WHAT YOU NEED TO DO: If a line of the data below holds the word "this", list it.

*** DATA SHOWN

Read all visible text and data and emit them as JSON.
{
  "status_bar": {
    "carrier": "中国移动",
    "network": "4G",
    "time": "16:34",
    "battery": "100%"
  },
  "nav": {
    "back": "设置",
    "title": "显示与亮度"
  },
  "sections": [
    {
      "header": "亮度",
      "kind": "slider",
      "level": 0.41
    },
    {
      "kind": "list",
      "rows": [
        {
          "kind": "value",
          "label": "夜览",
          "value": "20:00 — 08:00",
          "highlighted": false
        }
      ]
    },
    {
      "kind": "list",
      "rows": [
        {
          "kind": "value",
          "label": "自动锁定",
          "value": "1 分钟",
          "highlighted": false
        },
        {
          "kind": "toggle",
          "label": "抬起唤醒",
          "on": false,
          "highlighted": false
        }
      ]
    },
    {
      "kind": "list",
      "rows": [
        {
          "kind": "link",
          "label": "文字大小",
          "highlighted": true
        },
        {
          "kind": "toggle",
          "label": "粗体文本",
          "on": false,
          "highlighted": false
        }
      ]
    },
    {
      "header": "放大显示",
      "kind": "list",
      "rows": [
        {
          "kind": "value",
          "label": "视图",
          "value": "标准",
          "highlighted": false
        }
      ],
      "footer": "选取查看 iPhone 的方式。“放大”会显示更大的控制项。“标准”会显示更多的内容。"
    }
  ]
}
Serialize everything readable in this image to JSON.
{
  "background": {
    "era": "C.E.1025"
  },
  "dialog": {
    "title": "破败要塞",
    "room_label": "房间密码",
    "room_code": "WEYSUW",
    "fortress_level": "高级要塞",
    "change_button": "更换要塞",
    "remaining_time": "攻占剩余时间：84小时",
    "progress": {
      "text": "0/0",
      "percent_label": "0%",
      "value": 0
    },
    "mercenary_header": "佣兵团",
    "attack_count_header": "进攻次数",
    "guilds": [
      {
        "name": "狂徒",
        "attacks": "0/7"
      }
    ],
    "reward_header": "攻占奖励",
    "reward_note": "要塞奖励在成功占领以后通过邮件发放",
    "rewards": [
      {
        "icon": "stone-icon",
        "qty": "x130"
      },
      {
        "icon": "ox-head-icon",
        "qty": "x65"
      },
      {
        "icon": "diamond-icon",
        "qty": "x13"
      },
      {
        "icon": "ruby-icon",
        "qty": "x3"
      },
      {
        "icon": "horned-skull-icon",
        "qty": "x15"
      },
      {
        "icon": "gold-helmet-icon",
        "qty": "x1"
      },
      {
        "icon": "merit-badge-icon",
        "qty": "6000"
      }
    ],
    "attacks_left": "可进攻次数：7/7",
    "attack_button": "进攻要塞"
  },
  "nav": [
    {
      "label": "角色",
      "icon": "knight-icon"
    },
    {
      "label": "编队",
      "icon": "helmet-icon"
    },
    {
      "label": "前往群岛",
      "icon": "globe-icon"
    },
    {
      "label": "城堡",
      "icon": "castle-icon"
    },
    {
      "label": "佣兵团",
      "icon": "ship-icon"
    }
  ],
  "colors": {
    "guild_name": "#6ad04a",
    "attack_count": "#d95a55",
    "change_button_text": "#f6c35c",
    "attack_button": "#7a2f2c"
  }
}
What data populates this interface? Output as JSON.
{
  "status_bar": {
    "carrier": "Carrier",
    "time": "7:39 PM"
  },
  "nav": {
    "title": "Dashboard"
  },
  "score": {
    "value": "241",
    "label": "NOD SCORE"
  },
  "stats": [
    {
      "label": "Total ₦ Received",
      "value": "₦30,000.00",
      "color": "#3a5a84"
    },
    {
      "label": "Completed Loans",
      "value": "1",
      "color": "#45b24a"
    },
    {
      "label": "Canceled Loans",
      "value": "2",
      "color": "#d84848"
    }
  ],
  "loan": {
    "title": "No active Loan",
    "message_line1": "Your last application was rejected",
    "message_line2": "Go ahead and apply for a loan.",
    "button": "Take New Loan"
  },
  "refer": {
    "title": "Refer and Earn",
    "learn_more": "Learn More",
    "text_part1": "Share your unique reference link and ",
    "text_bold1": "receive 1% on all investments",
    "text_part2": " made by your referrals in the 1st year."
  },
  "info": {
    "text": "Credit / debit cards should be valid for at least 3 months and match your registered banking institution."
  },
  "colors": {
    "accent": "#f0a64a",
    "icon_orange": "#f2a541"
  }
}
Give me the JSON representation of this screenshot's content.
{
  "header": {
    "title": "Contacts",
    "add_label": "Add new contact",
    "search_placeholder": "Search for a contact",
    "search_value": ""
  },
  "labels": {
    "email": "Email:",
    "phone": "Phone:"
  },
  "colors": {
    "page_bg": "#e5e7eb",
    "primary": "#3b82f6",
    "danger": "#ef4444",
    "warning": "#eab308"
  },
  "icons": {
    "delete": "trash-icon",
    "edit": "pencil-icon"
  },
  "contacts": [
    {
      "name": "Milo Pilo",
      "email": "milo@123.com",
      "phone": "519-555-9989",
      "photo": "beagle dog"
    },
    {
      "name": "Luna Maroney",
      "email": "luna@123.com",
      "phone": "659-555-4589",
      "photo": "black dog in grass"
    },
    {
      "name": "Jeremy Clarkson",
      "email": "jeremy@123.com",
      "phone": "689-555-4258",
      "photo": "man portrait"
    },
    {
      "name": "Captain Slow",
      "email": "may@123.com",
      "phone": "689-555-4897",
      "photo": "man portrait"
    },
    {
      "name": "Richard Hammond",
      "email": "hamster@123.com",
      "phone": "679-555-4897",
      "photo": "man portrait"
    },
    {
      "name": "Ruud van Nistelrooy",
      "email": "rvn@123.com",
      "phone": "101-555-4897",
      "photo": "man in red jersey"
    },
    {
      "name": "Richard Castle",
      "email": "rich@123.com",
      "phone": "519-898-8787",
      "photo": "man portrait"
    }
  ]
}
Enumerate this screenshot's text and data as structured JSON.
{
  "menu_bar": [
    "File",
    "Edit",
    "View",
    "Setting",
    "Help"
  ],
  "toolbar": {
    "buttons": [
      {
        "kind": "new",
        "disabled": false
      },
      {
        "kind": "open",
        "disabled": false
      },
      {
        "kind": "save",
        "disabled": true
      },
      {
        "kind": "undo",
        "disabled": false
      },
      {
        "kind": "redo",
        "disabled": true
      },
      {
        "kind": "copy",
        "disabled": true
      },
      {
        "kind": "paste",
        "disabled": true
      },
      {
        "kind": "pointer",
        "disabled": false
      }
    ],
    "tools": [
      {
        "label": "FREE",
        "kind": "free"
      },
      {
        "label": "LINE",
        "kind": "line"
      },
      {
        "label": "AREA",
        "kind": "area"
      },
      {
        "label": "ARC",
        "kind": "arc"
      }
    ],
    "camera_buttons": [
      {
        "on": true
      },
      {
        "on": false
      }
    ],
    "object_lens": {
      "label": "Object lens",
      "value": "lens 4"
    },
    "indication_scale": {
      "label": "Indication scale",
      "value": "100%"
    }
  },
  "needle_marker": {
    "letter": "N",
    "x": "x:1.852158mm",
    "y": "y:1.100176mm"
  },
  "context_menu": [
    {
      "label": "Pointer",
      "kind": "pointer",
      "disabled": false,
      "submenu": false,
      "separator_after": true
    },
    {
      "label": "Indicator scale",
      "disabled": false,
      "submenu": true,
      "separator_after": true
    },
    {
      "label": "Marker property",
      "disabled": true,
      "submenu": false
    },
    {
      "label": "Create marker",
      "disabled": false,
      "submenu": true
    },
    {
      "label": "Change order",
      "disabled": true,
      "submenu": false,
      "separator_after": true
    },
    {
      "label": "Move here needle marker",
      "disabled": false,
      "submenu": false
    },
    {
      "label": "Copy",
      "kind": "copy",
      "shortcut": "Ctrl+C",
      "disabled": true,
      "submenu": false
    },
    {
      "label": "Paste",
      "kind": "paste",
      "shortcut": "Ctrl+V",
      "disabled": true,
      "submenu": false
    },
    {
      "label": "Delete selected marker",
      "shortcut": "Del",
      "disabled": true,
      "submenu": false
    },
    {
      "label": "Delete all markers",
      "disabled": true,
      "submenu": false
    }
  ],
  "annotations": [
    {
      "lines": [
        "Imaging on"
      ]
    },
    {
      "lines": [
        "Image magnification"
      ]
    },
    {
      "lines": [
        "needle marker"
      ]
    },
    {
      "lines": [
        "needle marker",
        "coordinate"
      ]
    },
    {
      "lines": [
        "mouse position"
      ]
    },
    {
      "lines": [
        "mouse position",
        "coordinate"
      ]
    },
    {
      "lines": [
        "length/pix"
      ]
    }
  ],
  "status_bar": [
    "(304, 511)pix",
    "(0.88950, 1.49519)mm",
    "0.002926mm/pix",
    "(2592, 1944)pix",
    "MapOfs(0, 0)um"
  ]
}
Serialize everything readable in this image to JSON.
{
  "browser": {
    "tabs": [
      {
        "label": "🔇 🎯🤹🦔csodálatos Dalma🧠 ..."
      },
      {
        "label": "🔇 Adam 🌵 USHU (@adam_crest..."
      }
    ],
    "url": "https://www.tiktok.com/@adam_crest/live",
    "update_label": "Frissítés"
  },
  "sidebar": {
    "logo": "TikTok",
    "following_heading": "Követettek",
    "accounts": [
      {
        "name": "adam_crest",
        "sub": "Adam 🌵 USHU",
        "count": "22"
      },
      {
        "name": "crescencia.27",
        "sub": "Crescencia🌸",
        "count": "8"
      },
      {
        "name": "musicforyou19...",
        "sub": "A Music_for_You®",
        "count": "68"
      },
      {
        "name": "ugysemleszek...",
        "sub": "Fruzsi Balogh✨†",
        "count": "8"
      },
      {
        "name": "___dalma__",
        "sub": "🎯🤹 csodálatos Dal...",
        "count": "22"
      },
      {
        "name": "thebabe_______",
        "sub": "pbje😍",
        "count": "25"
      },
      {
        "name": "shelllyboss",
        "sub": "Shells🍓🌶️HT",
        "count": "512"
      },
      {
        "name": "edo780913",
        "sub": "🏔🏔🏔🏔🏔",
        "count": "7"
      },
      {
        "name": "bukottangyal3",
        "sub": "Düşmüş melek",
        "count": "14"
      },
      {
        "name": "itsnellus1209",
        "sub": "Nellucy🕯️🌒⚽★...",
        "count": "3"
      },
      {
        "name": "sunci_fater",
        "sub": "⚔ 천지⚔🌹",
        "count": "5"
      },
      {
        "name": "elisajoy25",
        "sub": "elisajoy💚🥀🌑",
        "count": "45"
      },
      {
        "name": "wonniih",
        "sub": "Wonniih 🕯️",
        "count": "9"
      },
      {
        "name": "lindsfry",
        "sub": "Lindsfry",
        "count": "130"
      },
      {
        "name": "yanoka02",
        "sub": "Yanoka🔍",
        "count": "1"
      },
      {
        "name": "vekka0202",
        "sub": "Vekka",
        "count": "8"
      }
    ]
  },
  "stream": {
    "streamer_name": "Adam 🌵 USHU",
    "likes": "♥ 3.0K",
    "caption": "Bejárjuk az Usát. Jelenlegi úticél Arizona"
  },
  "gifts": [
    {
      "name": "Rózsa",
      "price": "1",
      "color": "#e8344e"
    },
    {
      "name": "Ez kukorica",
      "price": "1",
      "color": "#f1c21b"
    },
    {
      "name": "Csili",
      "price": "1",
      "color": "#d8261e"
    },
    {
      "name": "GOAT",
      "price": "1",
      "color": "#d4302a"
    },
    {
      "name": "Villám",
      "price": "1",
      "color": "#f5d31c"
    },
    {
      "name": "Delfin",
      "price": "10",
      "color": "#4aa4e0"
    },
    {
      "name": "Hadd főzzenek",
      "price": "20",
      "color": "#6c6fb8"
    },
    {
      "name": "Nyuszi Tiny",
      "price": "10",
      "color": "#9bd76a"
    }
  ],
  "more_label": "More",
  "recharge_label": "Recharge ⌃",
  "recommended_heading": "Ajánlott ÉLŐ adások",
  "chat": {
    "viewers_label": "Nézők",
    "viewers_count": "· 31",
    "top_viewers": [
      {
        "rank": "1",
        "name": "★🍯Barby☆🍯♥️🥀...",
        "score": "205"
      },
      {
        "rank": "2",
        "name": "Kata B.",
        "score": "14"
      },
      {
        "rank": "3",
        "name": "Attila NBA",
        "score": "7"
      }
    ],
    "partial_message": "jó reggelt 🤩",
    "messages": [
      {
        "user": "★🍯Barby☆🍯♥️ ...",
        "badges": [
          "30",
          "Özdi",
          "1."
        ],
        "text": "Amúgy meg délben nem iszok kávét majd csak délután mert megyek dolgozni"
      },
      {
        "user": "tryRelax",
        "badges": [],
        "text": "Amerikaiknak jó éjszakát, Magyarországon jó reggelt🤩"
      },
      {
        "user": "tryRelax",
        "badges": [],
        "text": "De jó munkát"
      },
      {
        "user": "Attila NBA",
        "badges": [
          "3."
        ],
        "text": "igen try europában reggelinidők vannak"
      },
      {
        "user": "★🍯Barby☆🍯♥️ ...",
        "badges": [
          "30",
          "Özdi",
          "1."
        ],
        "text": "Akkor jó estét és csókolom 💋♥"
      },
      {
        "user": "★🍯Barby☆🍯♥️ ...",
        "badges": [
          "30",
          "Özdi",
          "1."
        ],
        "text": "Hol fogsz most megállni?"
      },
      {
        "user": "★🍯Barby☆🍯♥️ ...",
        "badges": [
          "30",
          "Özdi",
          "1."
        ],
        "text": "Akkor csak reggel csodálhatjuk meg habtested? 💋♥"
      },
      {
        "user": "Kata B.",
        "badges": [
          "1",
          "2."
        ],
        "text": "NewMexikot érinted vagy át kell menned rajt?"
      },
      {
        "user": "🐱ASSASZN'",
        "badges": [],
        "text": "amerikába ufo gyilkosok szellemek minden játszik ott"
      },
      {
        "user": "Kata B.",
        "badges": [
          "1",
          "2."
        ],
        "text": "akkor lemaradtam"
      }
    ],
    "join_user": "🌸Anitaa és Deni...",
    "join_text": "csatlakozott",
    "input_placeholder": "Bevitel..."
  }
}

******

WRITTEN SOLUTION:
Serialize everything readable in this image to JSON.
What data populates this interface? Output as JSON.
Give me the JSON representation of this screenshot's content.
Enumerate this screenshot's text and data as structured JSON.
Serialize everything readable in this image to JSON.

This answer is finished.